Hope this may point you in the right direction.
***"Shoot for the moon. Even if you miss, you'll land among the stars" - Oscar Wilde***
Laffi, welcome! Because your children are now a bit older, the process of nurturing their minority language is more like second language learning for monolingual children. In my view, the best way forward would be to establish a daily "Polish Time"--maybe just 20 minutes, at first--where you read aloud to them, sing to them, play games with them, etc. and you do all this in the target language, as much as you realistically can, so both you and your children can begin to make Polish a part of your daily routine, day after day. (Amy makes some useful suggestions that could be incorporated in this time.)
The key to success, though, is to make this "Polish Time" as fun and playful as possible so the children will find the experience engaging, not offputting.
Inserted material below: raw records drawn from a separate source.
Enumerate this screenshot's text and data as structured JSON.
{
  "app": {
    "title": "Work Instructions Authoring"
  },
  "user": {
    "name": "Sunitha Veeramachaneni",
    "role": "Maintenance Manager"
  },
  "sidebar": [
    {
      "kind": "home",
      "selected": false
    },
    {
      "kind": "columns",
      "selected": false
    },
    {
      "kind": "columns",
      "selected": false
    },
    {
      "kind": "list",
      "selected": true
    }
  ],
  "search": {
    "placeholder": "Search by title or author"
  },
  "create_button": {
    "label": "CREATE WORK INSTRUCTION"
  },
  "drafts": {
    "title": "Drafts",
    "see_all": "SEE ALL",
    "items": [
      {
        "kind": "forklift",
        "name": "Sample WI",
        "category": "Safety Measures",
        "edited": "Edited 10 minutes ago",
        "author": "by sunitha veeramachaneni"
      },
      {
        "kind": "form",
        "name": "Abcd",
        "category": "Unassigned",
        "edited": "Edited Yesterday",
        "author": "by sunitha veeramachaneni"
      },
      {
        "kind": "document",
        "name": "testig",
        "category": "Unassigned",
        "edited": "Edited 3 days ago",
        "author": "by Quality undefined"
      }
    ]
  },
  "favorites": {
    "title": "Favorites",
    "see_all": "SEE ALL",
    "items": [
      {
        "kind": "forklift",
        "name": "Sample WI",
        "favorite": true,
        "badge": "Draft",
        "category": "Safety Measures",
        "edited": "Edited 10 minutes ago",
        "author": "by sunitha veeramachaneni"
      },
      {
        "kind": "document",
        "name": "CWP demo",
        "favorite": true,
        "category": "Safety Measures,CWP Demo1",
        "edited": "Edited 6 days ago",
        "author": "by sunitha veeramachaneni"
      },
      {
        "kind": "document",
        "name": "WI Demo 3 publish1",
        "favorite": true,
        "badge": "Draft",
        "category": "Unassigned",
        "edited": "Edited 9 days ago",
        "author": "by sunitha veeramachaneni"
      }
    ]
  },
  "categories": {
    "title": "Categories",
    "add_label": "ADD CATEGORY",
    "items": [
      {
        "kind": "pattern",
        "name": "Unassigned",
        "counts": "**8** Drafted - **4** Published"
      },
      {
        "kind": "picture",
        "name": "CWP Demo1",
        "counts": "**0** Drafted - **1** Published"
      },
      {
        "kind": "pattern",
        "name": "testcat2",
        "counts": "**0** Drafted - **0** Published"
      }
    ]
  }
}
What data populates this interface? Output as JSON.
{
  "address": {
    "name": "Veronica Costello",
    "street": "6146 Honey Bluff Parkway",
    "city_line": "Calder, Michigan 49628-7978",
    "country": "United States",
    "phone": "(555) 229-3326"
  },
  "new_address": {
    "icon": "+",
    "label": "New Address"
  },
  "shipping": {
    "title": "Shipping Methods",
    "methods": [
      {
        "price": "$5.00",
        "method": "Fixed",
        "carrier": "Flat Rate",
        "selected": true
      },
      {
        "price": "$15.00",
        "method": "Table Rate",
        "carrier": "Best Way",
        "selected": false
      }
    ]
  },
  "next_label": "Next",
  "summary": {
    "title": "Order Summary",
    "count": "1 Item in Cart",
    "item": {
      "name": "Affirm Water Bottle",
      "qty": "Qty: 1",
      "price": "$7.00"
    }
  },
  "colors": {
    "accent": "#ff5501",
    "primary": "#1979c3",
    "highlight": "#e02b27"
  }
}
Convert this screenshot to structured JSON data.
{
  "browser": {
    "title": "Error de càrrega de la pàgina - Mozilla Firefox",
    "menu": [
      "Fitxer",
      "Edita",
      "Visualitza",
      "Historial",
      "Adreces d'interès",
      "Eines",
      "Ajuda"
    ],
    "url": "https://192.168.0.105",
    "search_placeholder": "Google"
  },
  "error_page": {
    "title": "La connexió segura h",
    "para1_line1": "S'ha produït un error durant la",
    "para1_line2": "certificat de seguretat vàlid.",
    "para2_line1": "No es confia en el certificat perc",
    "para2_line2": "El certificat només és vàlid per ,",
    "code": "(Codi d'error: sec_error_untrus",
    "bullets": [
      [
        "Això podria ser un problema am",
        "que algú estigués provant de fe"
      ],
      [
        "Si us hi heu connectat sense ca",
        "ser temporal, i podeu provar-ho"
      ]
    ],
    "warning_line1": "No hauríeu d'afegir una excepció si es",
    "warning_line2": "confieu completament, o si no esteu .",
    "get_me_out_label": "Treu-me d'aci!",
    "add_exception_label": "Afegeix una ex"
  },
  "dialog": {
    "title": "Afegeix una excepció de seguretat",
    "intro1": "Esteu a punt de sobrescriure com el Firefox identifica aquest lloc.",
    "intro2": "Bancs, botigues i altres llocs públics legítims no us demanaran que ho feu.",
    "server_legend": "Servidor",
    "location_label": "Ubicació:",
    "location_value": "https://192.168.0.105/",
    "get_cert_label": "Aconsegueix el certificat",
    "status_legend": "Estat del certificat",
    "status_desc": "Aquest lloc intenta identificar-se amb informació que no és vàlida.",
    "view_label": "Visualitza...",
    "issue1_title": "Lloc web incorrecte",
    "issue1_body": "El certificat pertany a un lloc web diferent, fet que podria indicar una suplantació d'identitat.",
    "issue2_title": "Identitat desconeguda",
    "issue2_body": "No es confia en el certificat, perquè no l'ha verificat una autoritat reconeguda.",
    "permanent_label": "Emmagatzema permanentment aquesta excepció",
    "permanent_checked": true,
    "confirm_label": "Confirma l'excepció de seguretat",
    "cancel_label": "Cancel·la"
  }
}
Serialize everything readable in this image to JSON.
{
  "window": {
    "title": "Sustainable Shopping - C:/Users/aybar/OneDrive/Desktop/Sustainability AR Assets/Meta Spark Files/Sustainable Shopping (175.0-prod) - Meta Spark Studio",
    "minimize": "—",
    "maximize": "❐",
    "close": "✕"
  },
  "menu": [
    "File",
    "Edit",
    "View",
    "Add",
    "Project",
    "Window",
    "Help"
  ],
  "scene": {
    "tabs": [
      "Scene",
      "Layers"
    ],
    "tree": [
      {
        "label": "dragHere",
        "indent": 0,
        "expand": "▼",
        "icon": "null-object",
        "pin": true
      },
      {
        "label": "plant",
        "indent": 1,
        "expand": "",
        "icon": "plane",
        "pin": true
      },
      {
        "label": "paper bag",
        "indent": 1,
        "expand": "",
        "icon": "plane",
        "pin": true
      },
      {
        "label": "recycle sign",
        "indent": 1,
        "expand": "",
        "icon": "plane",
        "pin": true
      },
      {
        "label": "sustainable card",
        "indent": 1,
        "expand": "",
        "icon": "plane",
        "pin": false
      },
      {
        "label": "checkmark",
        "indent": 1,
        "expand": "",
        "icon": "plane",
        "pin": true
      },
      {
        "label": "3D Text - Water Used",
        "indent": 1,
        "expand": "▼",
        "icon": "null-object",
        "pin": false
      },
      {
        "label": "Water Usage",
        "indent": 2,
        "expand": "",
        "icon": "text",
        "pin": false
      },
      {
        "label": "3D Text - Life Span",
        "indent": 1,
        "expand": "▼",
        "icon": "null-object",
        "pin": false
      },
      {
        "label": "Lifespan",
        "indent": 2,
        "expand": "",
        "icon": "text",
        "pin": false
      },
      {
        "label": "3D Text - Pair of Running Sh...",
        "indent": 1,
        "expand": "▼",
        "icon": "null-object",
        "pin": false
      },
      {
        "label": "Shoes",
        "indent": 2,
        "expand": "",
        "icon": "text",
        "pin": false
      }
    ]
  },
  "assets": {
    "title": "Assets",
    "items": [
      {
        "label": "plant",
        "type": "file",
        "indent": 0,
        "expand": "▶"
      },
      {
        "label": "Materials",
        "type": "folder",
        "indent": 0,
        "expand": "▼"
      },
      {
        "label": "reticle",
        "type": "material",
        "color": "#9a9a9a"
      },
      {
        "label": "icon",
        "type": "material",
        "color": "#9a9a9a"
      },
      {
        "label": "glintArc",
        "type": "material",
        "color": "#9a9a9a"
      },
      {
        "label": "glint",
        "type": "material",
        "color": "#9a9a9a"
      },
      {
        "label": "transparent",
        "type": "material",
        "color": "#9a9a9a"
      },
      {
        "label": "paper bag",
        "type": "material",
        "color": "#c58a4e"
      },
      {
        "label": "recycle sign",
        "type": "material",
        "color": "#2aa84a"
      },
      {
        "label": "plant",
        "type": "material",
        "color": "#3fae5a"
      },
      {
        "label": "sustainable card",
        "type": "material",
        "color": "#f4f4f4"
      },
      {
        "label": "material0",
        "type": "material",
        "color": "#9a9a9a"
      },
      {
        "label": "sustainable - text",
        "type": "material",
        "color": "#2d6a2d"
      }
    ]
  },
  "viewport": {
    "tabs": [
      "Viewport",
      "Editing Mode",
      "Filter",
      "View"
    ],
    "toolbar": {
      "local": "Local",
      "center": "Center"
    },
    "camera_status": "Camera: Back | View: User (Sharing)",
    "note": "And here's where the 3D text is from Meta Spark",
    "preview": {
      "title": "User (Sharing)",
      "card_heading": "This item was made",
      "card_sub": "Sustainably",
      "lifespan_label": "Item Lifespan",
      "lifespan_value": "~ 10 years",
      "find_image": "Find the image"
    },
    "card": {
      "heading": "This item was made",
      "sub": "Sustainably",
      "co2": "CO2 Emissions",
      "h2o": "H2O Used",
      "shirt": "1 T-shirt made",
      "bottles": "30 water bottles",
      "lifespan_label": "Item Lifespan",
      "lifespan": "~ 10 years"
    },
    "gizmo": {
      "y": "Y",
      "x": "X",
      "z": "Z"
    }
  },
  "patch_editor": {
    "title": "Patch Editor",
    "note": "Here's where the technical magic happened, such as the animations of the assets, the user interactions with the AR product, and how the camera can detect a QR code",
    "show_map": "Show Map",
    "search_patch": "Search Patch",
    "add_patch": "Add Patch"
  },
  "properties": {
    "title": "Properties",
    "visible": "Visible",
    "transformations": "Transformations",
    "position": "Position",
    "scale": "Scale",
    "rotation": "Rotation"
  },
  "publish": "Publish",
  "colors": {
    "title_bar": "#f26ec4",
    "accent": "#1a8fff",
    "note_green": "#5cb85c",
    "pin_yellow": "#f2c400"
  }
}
This daily "Polish Time" can then serve as the cornerstone for expanding your efforts in other ways, too. But the initial breakthrough, where you're able to sustain this new routine over time, depends on their engagement, their receptiveness. And that can only be earned through enjoyment of the experience itself.
In terms of books, since Polish children's books would probably be above their level, and thus not very fun, I would strongly recommend that you use wordless picture books instead. There are many of these colorful books out there and you can simply tell the story in Polish using simple language that they can understand.
Laffi, I also suggest that you begin a new thread about your commitment and efforts at the Track Your Progress board. For a recent example--and one that shares similarities with your situation--see Alice's thread.
Finally, this popular guest post by Tatyana may offer some additional food for thought about potential strategies. But again, the key is creating engagement and a fresh attitude toward the target language so this should serve as your highest priority for now.
I look forward to following your thread at the Track Your Progress board! With persistence and patience (and a lot of playfulness), you can experience growing success over the months and years ahead!
Adam Beck is the founder of Bilingual Monkeys and The Bilingual Zoo, and the author of the book "Maximize Your Child's Bilingual Ability", praised worldwide by parents and experts in the field. Available at Amazon amzn.to/22XKuCt, the global Amazon sites, and other booksellers.
Mayken: My 7-year-old, her ML dad and a ml family are going to the Christmas market at a ml school today - and I can't go with them! (Hope that ML dad's presence doesn't stop the kids from speaking ml together.)
Dec 2, 2017 22:12:04 GMT 9
Amy: I'm sure the language balance is heavily in favour of the ml. Don't you worry Mayken. And it's also good that your daughter sees that the ml exists beyond the Mummy sphere. It will give more weight to the ml to hear from another sphere.
Dec 2, 2017 22:51:42 GMT 9
Mayken: In the end, it was my daughter with ML dad and the other girl with ML mom (but who's fluent in ml). The other girl got tired of ml after a while but my girl chatted with people in ml and bought ml books and a snack, all in ml!
Dec 5, 2017 0:29:57 GMT 9
Amy: Not so bad after all then, Mayken
Dec 5, 2017 6:27:24 GMT 9
Mayken: Not bad at all, I just regret I wasn't there with them.
Dec 6, 2017 6:11:36 GMT 9
Amy: As the French have it Mayken: "ce n'est que partie remise!"
Dec 6, 2017 18:47:06 GMT 9
Mayken: My daughter wrote her letter to Santa in the ml this weekend, and we'll send it to Santa's address in the ml country, that way she'll get an ml letter back from him! Last item on her wishlist reads "The second Harry Potter book, and more books."
Dec 11, 2017 23:59:38 GMT 9
Adam Beck: More books is always good!
Dec 12, 2017 8:15:58 GMT 9
Adam Beck: For Christmas: The Most Beautiful Video You Might Ever See About a Bilingual Familybuff.ly/2nI2yrE
Dec 12, 2017 8:16:04 GMT 9